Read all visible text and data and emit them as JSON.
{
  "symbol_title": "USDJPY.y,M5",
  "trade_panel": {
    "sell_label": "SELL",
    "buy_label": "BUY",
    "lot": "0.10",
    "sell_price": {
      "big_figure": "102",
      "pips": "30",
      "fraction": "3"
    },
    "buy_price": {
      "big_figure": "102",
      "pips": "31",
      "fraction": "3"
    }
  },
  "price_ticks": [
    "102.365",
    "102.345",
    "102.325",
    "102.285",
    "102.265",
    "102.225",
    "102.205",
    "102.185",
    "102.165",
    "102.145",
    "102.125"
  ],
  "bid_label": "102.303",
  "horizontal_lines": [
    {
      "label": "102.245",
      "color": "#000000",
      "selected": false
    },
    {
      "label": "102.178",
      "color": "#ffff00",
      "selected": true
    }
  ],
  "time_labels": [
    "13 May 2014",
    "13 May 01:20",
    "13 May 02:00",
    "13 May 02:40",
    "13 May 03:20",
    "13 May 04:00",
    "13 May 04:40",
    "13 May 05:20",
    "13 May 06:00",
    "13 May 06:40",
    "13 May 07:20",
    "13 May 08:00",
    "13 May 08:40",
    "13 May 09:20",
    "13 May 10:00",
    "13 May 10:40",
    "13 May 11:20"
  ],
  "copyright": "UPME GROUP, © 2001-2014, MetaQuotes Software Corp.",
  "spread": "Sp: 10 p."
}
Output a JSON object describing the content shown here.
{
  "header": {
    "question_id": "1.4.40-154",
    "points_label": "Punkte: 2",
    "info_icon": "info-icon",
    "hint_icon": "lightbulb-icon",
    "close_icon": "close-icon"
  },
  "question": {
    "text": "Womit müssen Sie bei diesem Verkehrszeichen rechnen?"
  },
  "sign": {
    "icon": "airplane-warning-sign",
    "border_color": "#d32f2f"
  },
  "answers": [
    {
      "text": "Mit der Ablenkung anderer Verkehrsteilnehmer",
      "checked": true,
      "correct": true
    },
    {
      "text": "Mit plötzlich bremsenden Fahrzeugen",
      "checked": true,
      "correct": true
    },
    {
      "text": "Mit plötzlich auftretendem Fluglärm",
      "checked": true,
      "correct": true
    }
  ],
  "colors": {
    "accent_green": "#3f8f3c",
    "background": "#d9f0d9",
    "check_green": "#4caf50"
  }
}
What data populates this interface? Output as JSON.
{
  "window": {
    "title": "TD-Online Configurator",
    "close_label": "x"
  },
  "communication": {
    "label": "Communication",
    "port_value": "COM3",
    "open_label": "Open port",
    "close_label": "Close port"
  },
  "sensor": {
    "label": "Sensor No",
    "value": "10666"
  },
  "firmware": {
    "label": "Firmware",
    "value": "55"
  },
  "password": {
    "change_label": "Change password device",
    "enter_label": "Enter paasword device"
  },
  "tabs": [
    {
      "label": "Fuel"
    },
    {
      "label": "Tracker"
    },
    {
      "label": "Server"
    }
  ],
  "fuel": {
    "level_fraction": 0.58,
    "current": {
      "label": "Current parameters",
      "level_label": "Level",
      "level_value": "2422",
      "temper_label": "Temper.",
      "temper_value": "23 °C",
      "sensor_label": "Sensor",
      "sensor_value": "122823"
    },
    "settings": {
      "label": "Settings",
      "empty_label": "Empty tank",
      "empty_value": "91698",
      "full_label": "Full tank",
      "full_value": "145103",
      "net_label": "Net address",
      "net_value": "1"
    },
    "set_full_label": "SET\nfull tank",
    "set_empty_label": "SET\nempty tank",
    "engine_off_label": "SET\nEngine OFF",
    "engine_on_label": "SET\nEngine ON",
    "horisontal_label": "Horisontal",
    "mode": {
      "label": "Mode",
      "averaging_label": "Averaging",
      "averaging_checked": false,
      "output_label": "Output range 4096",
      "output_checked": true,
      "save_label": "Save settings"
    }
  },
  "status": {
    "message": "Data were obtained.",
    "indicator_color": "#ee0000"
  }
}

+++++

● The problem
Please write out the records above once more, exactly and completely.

● Answer section
Read all visible text and data and emit them as JSON.
{
  "symbol_title": "USDJPY.y,M5",
  "trade_panel": {
    "sell_label": "SELL",
    "buy_label": "BUY",
    "lot": "0.10",
    "sell_price": {
      "big_figure": "102",
      "pips": "30",
      "fraction": "3"
    },
    "buy_price": {
      "big_figure": "102",
      "pips": "31",
      "fraction": "3"
    }
  },
  "price_ticks": [
    "102.365",
    "102.345",
    "102.325",
    "102.285",
    "102.265",
    "102.225",
    "102.205",
    "102.185",
    "102.165",
    "102.145",
    "102.125"
  ],
  "bid_label": "102.303",
  "horizontal_lines": [
    {
      "label": "102.245",
      "color": "#000000",
      "selected": false
    },
    {
      "label": "102.178",
      "color": "#ffff00",
      "selected": true
    }
  ],
  "time_labels": [
    "13 May 2014",
    "13 May 01:20",
    "13 May 02:00",
    "13 May 02:40",
    "13 May 03:20",
    "13 May 04:00",
    "13 May 04:40",
    "13 May 05:20",
    "13 May 06:00",
    "13 May 06:40",
    "13 May 07:20",
    "13 May 08:00",
    "13 May 08:40",
    "13 May 09:20",
    "13 May 10:00",
    "13 May 10:40",
    "13 May 11:20"
  ],
  "copyright": "UPME GROUP, © 2001-2014, MetaQuotes Software Corp.",
  "spread": "Sp: 10 p."
}
Output a JSON object describing the content shown here.
{
  "header": {
    "question_id": "1.4.40-154",
    "points_label": "Punkte: 2",
    "info_icon": "info-icon",
    "hint_icon": "lightbulb-icon",
    "close_icon": "close-icon"
  },
  "question": {
    "text": "Womit müssen Sie bei diesem Verkehrszeichen rechnen?"
  },
  "sign": {
    "icon": "airplane-warning-sign",
    "border_color": "#d32f2f"
  },
  "answers": [
    {
      "text": "Mit der Ablenkung anderer Verkehrsteilnehmer",
      "checked": true,
      "correct": true
    },
    {
      "text": "Mit plötzlich bremsenden Fahrzeugen",
      "checked": true,
      "correct": true
    },
    {
      "text": "Mit plötzlich auftretendem Fluglärm",
      "checked": true,
      "correct": true
    }
  ],
  "colors": {
    "accent_green": "#3f8f3c",
    "background": "#d9f0d9",
    "check_green": "#4caf50"
  }
}
What data populates this interface? Output as JSON.
{
  "window": {
    "title": "TD-Online Configurator",
    "close_label": "x"
  },
  "communication": {
    "label": "Communication",
    "port_value": "COM3",
    "open_label": "Open port",
    "close_label": "Close port"
  },
  "sensor": {
    "label": "Sensor No",
    "value": "10666"
  },
  "firmware": {
    "label": "Firmware",
    "value": "55"
  },
  "password": {
    "change_label": "Change password device",
    "enter_label": "Enter paasword device"
  },
  "tabs": [
    {
      "label": "Fuel"
    },
    {
      "label": "Tracker"
    },
    {
      "label": "Server"
    }
  ],
  "fuel": {
    "level_fraction": 0.58,
    "current": {
      "label": "Current parameters",
      "level_label": "Level",
      "level_value": "2422",
      "temper_label": "Temper.",
      "temper_value": "23 °C",
      "sensor_label": "Sensor",
      "sensor_value": "122823"
    },
    "settings": {
      "label": "Settings",
      "empty_label": "Empty tank",
      "empty_value": "91698",
      "full_label": "Full tank",
      "full_value": "145103",
      "net_label": "Net address",
      "net_value": "1"
    },
    "set_full_label": "SET\nfull tank",
    "set_empty_label": "SET\nempty tank",
    "engine_off_label": "SET\nEngine OFF",
    "engine_on_label": "SET\nEngine ON",
    "horisontal_label": "Horisontal",
    "mode": {
      "label": "Mode",
      "averaging_label": "Averaging",
      "averaging_checked": false,
      "output_label": "Output range 4096",
      "output_checked": true,
      "save_label": "Save settings"
    }
  },
  "status": {
    "message": "Data were obtained.",
    "indicator_color": "#ee0000"
  }
}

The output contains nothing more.